START THE DATA
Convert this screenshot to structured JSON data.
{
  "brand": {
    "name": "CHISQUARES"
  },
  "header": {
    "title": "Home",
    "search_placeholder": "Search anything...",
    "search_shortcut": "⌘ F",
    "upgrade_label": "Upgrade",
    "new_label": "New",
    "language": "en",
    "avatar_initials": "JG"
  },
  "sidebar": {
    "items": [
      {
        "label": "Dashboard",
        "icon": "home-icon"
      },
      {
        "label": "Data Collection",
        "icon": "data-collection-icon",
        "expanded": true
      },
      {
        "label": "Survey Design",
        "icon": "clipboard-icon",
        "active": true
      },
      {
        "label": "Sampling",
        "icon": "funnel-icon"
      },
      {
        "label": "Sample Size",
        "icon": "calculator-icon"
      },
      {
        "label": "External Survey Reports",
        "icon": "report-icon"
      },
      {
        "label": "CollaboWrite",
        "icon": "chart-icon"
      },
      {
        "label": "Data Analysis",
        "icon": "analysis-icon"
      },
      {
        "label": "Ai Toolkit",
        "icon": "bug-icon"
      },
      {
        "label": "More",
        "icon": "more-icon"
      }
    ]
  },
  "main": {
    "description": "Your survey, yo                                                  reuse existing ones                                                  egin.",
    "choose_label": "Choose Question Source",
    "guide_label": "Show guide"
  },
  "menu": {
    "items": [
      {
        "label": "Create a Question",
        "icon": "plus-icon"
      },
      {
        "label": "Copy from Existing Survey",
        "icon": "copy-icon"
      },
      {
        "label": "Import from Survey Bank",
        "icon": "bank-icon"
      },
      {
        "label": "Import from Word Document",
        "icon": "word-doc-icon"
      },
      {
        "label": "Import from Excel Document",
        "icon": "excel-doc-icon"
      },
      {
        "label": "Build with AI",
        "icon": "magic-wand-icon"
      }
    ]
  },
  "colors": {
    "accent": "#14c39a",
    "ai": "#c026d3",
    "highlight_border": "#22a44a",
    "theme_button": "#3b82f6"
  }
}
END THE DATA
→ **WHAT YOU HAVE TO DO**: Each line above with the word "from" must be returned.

→ **FINISHED EXERCISE**:
        "label": "Copy from Existing Survey",
        "label": "Import from Survey Bank",
        "label": "Import from Word Document",
        "label": "Import from Excel Document",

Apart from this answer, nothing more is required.